Situation #3: The self fulfilling prophecy.
I am taking jumping lesson and I’m 30 years old. I’ve only taken a handful of them ever. This is maybe my 5th jump lesson. I walk into the arena and see a bounce gymnastic set up and say…”I’m going to die.” An hour or so later I am on the ground in a ton of pain. I get up after a few, watch the trainer work the horse through the jumps, then I get back on and jump a few more jumps (decision 1 made…get back on the damned horse). Was I afraid…yup. But I knew that if I didn’t get back on then, I would have a much harder time getting back on next time.
Lesson over. Put horse away. Get Spice ready. Go mount up to do a schooling ride for him. (Decision 2, push on through any wiggling thoughts about falling off again today). I get back on…I’m in excruciating pain, I get off, put him away and drive myself to the small injuries clinic (nope not the ER…because I’m not bleeding and I can walk). Turns out I have a bone bruise involving my sacroiliac joint. Feels awesome. I am told 2 months no riding. I’m back on in two weeks because I’d rather ride in pain than not ride at all.
So…fear is a funny thing. If you give into it before you really need to (which I did that day by saying “I’m going to die”) you can set yourself up for a self fulfilling prophecy. I planted the seed in my own mind and guaranteed myself injury.
My Rules for Overcoming Fear
- Don’t do anything exceptionally stupid. This is different for everyone. AKA don’t put yourself in a position where you’re asking for it…in terms of fear. For some people…that means not riding green babies.

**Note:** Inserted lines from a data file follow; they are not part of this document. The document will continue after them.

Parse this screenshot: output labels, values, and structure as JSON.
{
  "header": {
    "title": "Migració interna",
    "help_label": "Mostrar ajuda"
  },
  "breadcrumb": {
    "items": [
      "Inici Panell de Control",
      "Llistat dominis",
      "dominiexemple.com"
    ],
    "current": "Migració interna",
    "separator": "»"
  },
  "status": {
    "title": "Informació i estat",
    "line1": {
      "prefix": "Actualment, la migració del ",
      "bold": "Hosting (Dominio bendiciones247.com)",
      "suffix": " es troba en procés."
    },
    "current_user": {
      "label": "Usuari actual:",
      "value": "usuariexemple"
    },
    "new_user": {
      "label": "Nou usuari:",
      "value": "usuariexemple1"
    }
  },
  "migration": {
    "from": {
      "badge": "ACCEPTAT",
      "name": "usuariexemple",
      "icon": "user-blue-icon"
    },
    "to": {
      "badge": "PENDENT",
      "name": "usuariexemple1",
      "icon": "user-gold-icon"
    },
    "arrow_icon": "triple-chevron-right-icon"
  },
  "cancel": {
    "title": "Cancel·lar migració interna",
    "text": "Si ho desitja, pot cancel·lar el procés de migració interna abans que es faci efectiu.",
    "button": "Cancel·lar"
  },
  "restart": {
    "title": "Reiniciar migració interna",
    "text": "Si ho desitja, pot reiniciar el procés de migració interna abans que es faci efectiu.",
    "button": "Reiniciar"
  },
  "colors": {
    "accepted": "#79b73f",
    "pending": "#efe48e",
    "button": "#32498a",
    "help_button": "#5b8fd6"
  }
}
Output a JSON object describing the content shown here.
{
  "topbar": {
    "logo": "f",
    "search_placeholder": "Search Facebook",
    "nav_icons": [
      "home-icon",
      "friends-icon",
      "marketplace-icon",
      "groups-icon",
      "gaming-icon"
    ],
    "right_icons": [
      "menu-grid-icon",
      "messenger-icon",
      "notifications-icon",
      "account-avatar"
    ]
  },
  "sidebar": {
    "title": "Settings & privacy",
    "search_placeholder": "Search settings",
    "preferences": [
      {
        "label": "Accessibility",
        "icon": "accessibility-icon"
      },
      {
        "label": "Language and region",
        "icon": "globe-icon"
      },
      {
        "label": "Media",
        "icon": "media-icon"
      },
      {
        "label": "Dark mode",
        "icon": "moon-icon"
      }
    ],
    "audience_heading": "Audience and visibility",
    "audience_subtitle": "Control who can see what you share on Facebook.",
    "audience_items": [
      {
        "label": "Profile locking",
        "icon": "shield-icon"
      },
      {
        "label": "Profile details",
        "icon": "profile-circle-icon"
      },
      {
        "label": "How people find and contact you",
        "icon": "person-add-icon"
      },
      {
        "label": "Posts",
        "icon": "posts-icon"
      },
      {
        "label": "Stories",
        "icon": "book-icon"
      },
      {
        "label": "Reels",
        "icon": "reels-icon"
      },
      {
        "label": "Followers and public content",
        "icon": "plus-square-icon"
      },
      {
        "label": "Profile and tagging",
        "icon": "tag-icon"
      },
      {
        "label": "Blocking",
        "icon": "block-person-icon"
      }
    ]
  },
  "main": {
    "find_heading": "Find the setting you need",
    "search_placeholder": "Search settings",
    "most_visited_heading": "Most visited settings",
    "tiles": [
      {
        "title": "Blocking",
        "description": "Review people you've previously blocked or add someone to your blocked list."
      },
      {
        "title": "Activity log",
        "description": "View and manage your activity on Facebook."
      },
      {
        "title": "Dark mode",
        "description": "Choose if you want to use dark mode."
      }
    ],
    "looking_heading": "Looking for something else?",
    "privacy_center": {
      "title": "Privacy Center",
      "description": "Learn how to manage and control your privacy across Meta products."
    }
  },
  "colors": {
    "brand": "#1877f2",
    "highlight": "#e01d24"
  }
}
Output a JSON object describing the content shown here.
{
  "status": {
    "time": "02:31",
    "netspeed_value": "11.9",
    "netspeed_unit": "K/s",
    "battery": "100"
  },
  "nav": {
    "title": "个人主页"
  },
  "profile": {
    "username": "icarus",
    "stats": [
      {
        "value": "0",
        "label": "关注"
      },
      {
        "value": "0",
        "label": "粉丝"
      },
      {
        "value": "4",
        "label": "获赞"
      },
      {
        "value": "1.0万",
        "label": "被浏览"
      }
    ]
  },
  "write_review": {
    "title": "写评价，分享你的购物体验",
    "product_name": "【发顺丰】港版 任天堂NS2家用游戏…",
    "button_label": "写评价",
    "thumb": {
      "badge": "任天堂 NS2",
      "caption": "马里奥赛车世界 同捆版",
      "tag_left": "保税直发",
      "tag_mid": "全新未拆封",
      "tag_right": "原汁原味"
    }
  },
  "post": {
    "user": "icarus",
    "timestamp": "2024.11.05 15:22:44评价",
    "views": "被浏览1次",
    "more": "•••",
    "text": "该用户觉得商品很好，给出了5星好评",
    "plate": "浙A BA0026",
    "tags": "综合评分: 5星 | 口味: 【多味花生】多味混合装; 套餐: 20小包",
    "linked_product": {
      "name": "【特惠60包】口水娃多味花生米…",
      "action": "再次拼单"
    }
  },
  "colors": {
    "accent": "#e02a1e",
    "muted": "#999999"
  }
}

For others that means not jumping horses. For others it means not going trail riding at dusk when the deer are out. (or don’t go hiking during spring/early summer when the snakes come out). We can address fear by preempting it and not allowing it to manifest at all.
- Don’t let your fear get ahead of you. Don’t be afraid before there’s a reason to be afraid. People that do this a lot of time either have a fear of failure that is driving them…or they like the feeling of being afraid (even if they don’t realize it).
- Remember, there’s a decision to make. Fear can easily control a person. But you can, with difficulty, tell your brain to STFU. Let’s say I’m cantering and the horse I’m on bolts. I can give into panic, stop breathing, forget how to ride, curl forward and eventually fall off. OR I can say “you’re okay,” sit up tall, jam my heels down and forward in a defensive position, engage my core, and pulley rein that horse to a stop. Yeah…it happens fast. But your brain is faster than your body. You can adjust your reaction, you don’t have to give into the primitive reaction. After the bolt is over…you can allow that adrenaline now pumping through your veins to force you to dismount and stop for the day or you can use it to push through the fear of it happening again (if you didn’t fall off…what is there to be afraid of?) and push through to become an even better and more confident rider.
So I know that this isn’t even remotely close to a full run down on fear. That would take books and a PHD. There’s so much more to be said…and then there’s real trauma and PTSD…but as mentioned before…even that can be helped (find the right specialist to talk to!).
However, sometimes just taking the time to think about fear and what it does to us if we allow it can sometimes be enough. Most fear can be controlled and redirected by the more sophisticated parts of our human brains.
Remember…nothing worth doing isn’t a little scary. Also…you’re a horse person. You’re already a brave badass… they are big scary animals. And also…if you’re like me…it helps to have the mindset that if I’m going to die…going by horse isn’t the worst way to go.
Ride on and be brave!